Frankly speaking, the way that Hugo Chavéz's mind is set, we should not be that much surprised with this possibility. For someone who even ordered to have Simón Bolívar's tomb reopened (note: he died in the nineteenth century …) to exhume his body (which body?), invading a neighbour would not be a big deal. He would only be increasing his dictatorial territory (wouldn't he?…).
Meanwhile, Alexandre Haubrich [pt] is convinced that the show was in fact about disinformation:
Algumas emissoras já não sabem mais a que recursos apelar para criar um clima de confronto e de inimizade entre os brasileiros e a esquerda ascendente no restante da América Latina. É o medo de ver o Brasil tomar os mesmos rumos. A desinformação parece ser a melhor arma dessa corja de “defensores da democracia”.
Some broadcasters no longer know what to resort to in order to create an atsmosphere of confrontation and emnity between Brazilians and the upward left wing in the rest of Latin America. This is for fear that Brazil will take the same path. Disinformation seems to be the best weapon for this rabble of “democracy actvists”.
Whereas Renan Reis [pt] suggests that the show should actually be called “Manipulation Central” instead, as he believes that it only contributes to the alienation of the population; the blogger thinks it is a shame that most people are unaware of this, but he is not sure what he can do to help:
O que podemos fazer? Eu pessoalmente não vejo nada que esteja ao meu alcança além de expressar minha indignidade com a questão por meio da internet. O que desejo ao Brasil é que largue sua ignorância, tanto sobre a manipulação que sofre quanto a ignorância de sua própria natureza.
What can we do? I personally see nothing whithin my reach, apart from expressing my indignination regarding this issue through the Internet. What I wish for Brazilians is that they leave their ignorance behind, both about the manipulation they suffer and about the blissful ignorance of themselves.

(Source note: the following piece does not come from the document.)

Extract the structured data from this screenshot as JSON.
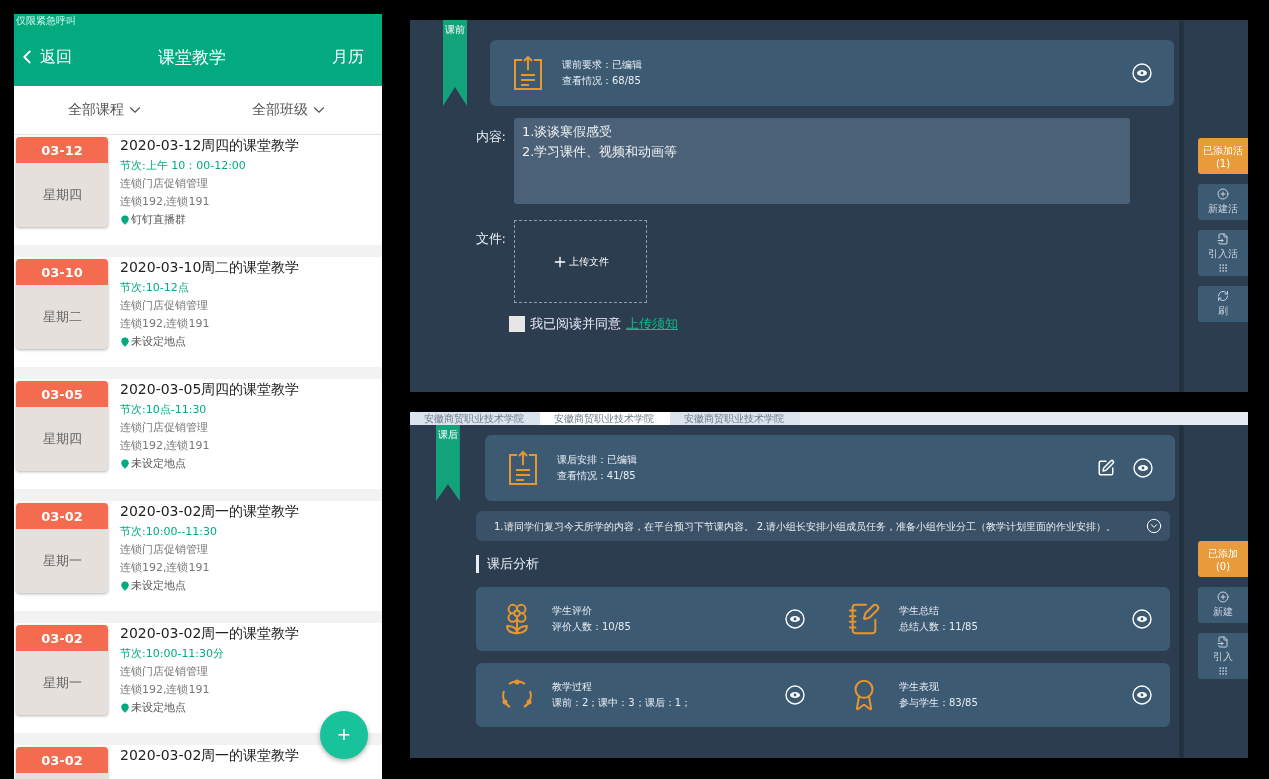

A Hugo Chavez look alike was hired to try to cross the border on foot, by bike and on horseback
Blogging is always, we would say, a good way to get the ball rolling.